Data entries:
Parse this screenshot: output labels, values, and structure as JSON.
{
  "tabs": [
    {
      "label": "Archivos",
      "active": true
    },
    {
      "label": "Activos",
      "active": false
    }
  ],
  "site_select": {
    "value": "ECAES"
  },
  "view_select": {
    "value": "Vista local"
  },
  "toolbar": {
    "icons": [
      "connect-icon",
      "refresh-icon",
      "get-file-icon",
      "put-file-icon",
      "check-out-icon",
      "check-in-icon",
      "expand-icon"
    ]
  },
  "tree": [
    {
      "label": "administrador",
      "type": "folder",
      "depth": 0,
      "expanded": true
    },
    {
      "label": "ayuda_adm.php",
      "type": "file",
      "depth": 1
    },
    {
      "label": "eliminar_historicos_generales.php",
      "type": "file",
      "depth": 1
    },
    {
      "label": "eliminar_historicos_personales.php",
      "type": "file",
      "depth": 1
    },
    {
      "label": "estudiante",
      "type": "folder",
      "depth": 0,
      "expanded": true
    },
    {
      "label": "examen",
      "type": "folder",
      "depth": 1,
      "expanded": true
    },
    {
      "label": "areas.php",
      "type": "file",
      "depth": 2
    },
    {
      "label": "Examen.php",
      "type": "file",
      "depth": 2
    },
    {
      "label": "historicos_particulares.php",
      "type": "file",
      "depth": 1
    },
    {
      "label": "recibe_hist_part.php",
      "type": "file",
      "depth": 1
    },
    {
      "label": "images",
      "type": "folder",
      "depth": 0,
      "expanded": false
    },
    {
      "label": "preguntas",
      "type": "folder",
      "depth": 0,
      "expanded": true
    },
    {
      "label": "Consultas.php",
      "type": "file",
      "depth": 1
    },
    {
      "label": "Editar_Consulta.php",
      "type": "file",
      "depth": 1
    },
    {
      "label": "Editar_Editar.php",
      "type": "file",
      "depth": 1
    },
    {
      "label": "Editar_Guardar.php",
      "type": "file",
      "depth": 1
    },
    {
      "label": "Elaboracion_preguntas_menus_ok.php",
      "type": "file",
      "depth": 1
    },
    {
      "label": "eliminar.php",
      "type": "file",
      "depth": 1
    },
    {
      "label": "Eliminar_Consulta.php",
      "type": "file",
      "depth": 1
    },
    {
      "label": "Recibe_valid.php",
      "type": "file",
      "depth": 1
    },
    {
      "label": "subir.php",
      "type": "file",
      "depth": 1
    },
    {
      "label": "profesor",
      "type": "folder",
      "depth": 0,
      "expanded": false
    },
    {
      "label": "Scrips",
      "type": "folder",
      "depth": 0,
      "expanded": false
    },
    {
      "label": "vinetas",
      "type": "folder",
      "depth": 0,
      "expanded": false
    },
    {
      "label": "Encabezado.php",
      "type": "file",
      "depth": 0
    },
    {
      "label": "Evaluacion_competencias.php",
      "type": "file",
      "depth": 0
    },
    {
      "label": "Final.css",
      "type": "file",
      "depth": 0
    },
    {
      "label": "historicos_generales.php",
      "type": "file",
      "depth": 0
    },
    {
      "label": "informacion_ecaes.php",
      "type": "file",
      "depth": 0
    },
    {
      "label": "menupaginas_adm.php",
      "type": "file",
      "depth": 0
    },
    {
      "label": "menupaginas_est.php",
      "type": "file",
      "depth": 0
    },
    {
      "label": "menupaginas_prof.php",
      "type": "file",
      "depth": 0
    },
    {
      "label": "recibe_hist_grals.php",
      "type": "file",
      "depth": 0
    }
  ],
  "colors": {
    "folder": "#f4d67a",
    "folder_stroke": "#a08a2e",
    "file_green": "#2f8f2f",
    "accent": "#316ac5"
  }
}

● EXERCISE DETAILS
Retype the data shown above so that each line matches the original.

● RESPONSE TO THIS TASK
Parse this screenshot: output labels, values, and structure as JSON.
{
  "tabs": [
    {
      "label": "Archivos",
      "active": true
    },
    {
      "label": "Activos",
      "active": false
    }
  ],
  "site_select": {
    "value": "ECAES"
  },
  "view_select": {
    "value": "Vista local"
  },
  "toolbar": {
    "icons": [
      "connect-icon",
      "refresh-icon",
      "get-file-icon",
      "put-file-icon",
      "check-out-icon",
      "check-in-icon",
      "expand-icon"
    ]
  },
  "tree": [
    {
      "label": "administrador",
      "type": "folder",
      "depth": 0,
      "expanded": true
    },
    {
      "label": "ayuda_adm.php",
      "type": "file",
      "depth": 1
    },
    {
      "label": "eliminar_historicos_generales.php",
      "type": "file",
      "depth": 1
    },
    {
      "label": "eliminar_historicos_personales.php",
      "type": "file",
      "depth": 1
    },
    {
      "label": "estudiante",
      "type": "folder",
      "depth": 0,
      "expanded": true
    },
    {
      "label": "examen",
      "type": "folder",
      "depth": 1,
      "expanded": true
    },
    {
      "label": "areas.php",
      "type": "file",
      "depth": 2
    },
    {
      "label": "Examen.php",
      "type": "file",
      "depth": 2
    },
    {
      "label": "historicos_particulares.php",
      "type": "file",
      "depth": 1
    },
    {
      "label": "recibe_hist_part.php",
      "type": "file",
      "depth": 1
    },
    {
      "label": "images",
      "type": "folder",
      "depth": 0,
      "expanded": false
    },
    {
      "label": "preguntas",
      "type": "folder",
      "depth": 0,
      "expanded": true
    },
    {
      "label": "Consultas.php",
      "type": "file",
      "depth": 1
    },
    {
      "label": "Editar_Consulta.php",
      "type": "file",
      "depth": 1
    },
    {
      "label": "Editar_Editar.php",
      "type": "file",
      "depth": 1
    },
    {
      "label": "Editar_Guardar.php",
      "type": "file",
      "depth": 1
    },
    {
      "label": "Elaboracion_preguntas_menus_ok.php",
      "type": "file",
      "depth": 1
    },
    {
      "label": "eliminar.php",
      "type": "file",
      "depth": 1
    },
    {
      "label": "Eliminar_Consulta.php",
      "type": "file",
      "depth": 1
    },
    {
      "label": "Recibe_valid.php",
      "type": "file",
      "depth": 1
    },
    {
      "label": "subir.php",
      "type": "file",
      "depth": 1
    },
    {
      "label": "profesor",
      "type": "folder",
      "depth": 0,
      "expanded": false
    },
    {
      "label": "Scrips",
      "type": "folder",
      "depth": 0,
      "expanded": false
    },
    {
      "label": "vinetas",
      "type": "folder",
      "depth": 0,
      "expanded": false
    },
    {
      "label": "Encabezado.php",
      "type": "file",
      "depth": 0
    },
    {
      "label": "Evaluacion_competencias.php",
      "type": "file",
      "depth": 0
    },
    {
      "label": "Final.css",
      "type": "file",
      "depth": 0
    },
    {
      "label": "historicos_generales.php",
      "type": "file",
      "depth": 0
    },
    {
      "label": "informacion_ecaes.php",
      "type": "file",
      "depth": 0
    },
    {
      "label": "menupaginas_adm.php",
      "type": "file",
      "depth": 0
    },
    {
      "label": "menupaginas_est.php",
      "type": "file",
      "depth": 0
    },
    {
      "label": "menupaginas_prof.php",
      "type": "file",
      "depth": 0
    },
    {
      "label": "recibe_hist_grals.php",
      "type": "file",
      "depth": 0
    }
  ],
  "colors": {
    "folder": "#f4d67a",
    "folder_stroke": "#a08a2e",
    "file_green": "#2f8f2f",
    "accent": "#316ac5"
  }
}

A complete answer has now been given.